■ EXERCISE: Nothing but a full, exact copy of the data is needed.

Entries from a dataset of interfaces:
BEGIN

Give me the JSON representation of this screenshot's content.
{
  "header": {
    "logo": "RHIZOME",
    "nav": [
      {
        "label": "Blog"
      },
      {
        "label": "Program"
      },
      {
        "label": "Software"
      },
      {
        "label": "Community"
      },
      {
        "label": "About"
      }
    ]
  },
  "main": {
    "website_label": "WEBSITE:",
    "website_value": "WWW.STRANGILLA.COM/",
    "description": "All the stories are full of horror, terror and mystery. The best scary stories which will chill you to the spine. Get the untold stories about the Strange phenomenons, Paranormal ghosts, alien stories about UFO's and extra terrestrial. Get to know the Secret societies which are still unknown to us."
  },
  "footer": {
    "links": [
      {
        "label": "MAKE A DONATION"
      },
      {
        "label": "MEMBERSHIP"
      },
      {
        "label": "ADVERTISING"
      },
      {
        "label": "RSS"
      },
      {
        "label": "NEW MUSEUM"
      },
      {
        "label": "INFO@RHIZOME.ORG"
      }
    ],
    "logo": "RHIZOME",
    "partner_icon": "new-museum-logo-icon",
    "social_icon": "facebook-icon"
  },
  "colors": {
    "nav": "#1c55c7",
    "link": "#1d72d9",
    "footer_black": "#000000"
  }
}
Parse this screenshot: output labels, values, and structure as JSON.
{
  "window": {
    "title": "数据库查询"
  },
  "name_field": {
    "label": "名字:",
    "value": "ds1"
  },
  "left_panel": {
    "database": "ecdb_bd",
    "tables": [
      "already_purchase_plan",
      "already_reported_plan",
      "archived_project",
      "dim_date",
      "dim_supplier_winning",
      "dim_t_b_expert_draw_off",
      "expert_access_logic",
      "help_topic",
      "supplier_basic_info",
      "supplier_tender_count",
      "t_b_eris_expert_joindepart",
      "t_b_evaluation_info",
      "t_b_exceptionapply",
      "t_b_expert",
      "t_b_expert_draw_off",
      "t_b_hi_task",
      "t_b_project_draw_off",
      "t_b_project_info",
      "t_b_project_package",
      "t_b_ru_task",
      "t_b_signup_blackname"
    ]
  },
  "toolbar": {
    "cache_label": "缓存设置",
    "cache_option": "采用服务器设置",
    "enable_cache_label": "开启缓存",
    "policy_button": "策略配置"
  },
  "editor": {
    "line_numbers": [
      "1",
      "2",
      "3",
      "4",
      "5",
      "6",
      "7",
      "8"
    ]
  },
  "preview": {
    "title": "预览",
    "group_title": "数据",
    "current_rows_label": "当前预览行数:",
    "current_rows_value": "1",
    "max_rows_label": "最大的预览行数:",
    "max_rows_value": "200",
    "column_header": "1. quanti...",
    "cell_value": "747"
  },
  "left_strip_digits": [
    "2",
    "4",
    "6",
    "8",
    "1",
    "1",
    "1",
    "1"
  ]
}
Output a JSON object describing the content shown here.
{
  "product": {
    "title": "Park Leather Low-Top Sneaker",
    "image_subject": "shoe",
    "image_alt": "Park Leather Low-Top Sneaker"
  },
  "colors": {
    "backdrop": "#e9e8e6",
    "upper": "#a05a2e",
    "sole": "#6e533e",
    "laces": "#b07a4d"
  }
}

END

■ SOLUTION:
Give me the JSON representation of this screenshot's content.
{
  "header": {
    "logo": "RHIZOME",
    "nav": [
      {
        "label": "Blog"
      },
      {
        "label": "Program"
      },
      {
        "label": "Software"
      },
      {
        "label": "Community"
      },
      {
        "label": "About"
      }
    ]
  },
  "main": {
    "website_label": "WEBSITE:",
    "website_value": "WWW.STRANGILLA.COM/",
    "description": "All the stories are full of horror, terror and mystery. The best scary stories which will chill you to the spine. Get the untold stories about the Strange phenomenons, Paranormal ghosts, alien stories about UFO's and extra terrestrial. Get to know the Secret societies which are still unknown to us."
  },
  "footer": {
    "links": [
      {
        "label": "MAKE A DONATION"
      },
      {
        "label": "MEMBERSHIP"
      },
      {
        "label": "ADVERTISING"
      },
      {
        "label": "RSS"
      },
      {
        "label": "NEW MUSEUM"
      },
      {
        "label": "INFO@RHIZOME.ORG"
      }
    ],
    "logo": "RHIZOME",
    "partner_icon": "new-museum-logo-icon",
    "social_icon": "facebook-icon"
  },
  "colors": {
    "nav": "#1c55c7",
    "link": "#1d72d9",
    "footer_black": "#000000"
  }
}
Parse this screenshot: output labels, values, and structure as JSON.
{
  "window": {
    "title": "数据库查询"
  },
  "name_field": {
    "label": "名字:",
    "value": "ds1"
  },
  "left_panel": {
    "database": "ecdb_bd",
    "tables": [
      "already_purchase_plan",
      "already_reported_plan",
      "archived_project",
      "dim_date",
      "dim_supplier_winning",
      "dim_t_b_expert_draw_off",
      "expert_access_logic",
      "help_topic",
      "supplier_basic_info",
      "supplier_tender_count",
      "t_b_eris_expert_joindepart",
      "t_b_evaluation_info",
      "t_b_exceptionapply",
      "t_b_expert",
      "t_b_expert_draw_off",
      "t_b_hi_task",
      "t_b_project_draw_off",
      "t_b_project_info",
      "t_b_project_package",
      "t_b_ru_task",
      "t_b_signup_blackname"
    ]
  },
  "toolbar": {
    "cache_label": "缓存设置",
    "cache_option": "采用服务器设置",
    "enable_cache_label": "开启缓存",
    "policy_button": "策略配置"
  },
  "editor": {
    "line_numbers": [
      "1",
      "2",
      "3",
      "4",
      "5",
      "6",
      "7",
      "8"
    ]
  },
  "preview": {
    "title": "预览",
    "group_title": "数据",
    "current_rows_label": "当前预览行数:",
    "current_rows_value": "1",
    "max_rows_label": "最大的预览行数:",
    "max_rows_value": "200",
    "column_header": "1. quanti...",
    "cell_value": "747"
  },
  "left_strip_digits": [
    "2",
    "4",
    "6",
    "8",
    "1",
    "1",
    "1",
    "1"
  ]
}
Output a JSON object describing the content shown here.
{
  "product": {
    "title": "Park Leather Low-Top Sneaker",
    "image_subject": "shoe",
    "image_alt": "Park Leather Low-Top Sneaker"
  },
  "colors": {
    "backdrop": "#e9e8e6",
    "upper": "#a05a2e",
    "sole": "#6e533e",
    "laces": "#b07a4d"
  }
}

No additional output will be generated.